We are growing far more hardwoods each year than are harvested and lost to fire, insect and disease. In fact, if hardwood trees stopped growing today, and harvesting continued at the same rate, our hardwood timber supply would last over 75 years.
What is biodiversity and how can we protect it?
Biodiversity refers to the variety and variability among living organisms and the ecosystems in which they occur.
Forest management enhances biodiversity after harvest, while providing a mosaic of forest types and age classes across the landscape, and benefiting a broader range of plants and animals than does any single habitat type – including old-growth forests.
Conserving and enhancing biological diversity is an integral part of natural resource management…including timber harvesting and food production.
Where are America’s trees, and who owns them?

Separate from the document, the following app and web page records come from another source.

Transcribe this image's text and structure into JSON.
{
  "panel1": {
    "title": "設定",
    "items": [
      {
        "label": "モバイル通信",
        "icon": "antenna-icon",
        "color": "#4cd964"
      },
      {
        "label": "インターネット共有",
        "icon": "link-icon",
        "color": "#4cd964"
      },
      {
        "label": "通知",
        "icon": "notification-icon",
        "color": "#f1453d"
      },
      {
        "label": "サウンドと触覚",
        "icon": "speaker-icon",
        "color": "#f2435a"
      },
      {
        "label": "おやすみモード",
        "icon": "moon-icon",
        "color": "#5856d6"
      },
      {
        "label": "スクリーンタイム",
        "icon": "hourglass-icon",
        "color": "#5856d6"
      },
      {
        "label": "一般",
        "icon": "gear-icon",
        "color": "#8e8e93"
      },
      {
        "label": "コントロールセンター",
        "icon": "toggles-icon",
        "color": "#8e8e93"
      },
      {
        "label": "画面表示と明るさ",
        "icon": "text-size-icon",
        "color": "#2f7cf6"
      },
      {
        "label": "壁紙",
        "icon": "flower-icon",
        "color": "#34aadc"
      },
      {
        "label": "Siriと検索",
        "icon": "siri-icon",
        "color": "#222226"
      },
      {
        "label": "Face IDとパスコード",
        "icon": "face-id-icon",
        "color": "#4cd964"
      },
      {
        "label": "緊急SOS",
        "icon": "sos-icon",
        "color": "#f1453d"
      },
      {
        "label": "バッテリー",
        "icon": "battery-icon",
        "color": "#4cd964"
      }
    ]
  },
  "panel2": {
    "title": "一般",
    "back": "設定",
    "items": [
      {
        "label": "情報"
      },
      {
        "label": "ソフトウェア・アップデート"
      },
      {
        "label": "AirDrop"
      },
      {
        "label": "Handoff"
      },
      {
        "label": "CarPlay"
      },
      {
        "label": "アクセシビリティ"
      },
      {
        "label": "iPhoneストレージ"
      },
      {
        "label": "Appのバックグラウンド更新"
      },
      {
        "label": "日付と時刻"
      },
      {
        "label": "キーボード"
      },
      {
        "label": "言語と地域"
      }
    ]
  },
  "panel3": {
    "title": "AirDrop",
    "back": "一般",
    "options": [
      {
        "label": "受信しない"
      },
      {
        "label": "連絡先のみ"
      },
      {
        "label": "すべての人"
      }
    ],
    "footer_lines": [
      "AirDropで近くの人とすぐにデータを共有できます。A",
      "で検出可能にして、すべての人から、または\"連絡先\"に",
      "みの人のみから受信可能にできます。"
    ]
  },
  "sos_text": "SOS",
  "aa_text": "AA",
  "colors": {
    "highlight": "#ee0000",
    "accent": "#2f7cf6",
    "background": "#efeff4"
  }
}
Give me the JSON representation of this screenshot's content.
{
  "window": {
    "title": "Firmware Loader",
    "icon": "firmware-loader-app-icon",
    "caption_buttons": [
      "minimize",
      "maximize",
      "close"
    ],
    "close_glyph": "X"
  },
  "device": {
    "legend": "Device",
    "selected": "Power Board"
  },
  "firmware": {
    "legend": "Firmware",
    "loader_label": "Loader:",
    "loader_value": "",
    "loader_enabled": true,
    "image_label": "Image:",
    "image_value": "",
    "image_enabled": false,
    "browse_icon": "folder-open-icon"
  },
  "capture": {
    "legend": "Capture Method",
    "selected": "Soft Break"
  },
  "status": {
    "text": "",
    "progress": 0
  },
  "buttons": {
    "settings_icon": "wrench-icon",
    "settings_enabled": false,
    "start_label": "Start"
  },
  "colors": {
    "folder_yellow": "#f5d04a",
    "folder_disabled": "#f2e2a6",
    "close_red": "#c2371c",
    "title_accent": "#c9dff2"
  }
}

Forests cover about one-third of all land in the United States. The Pacific Northwest is home to some of our oldest forests, while hardwood forests are most abundant east of the Mississippi River.
More than 58 percent of America’s timberland is owned by non-industrial private landowners. Twenty seven percent of the timberland consists of public lands and national forests, while 14 percent is owned by the forest industry.
What is the difference between a national park and a national forest?
The U.S. National Park System (83 million acres) preserves natural features, exceptional beauty and areas of historical interest. It includes battlefields, lakeshores, memorials, monuments, preserves, recreation areas, scenic trails and wild and scenic rivers. Unlike national forests, national parks do not allow any timber harvesting or hunting.
The National Forest System (191 million acres) was established “…to furnish a continuous supply of timber for the use and necessities of citizens of the United States…” and to improve and protect the forest, securing favorable conditions of water-flows. Twenty-five percent of the gross receipts from timber sales by the National Forest System go directly to states for county roads and schools, which amounts to hundreds of millions of dollars each year.
What is sustainable forest management?
Sustainable forest management involves managing forests for their multiple benefits today, without depleting future generations’ ability to manage the forests for their needs. Over the long term, we should harvest no more than what the forest grows, nor degrade the forest’s capability for growth.
Timber is not the only component of sustainable forest management. We must also sustain biodiversity, production of clean air and clean water, wildlife habitat and the other benefits.
Have North American forests been managed using sustainable methods?
The United States still has 70% of the forest land it had in pre-colonial times. The decline in U.S. forest land area stabilized shortly after 1900, following the end of widespread agricultural clearing, and has remained relatively constant since. The volume of standing growing stock and saw timber can only increase when we harvest less timber than is available for harvest. Thus, for the past 50 years, North America’s timber resource has been managed by sustainable methods.
Can foresters and industry be trusted to use sustained yield?
Foresters determine when and how trees should be harvested, ensuring that forests are healthy and productive. The industry is committed to sustainable forest management and follows the guidelines and standards of the American Forest & Paper Association’s Sustainable Forestry InitiativeSM and the National Hardwood Lumber Association’s Sustainable Forest Policy.
The industry continues to improve yields of the finished products from each tree, and to invest in forestry and genetic research, which ensures that industry lands will be even more productive in the future.
How important is the forest products industry to the United States?
In the United States, forest products companies employ 1.75 million people and are ranked among the top ten employers in 40 states.
Also, the average single-family home contains over 13,000 board feet of lumber, and 94 percent of all new homes are built with wood frames.
Is wood an environmentally sensitive building material?
Wood is recyclable, biodegradable and durable – sometimes lasting for centuries. When it is no longer needed, it can be returned to the earth and renewed for future generations. Resources such as iron ore, coal and limestone, once removed, are gone forever.
Wood is a more efficient insulator, requires less energy, less clean water, and creates less carbon dioxide than manufactured steel.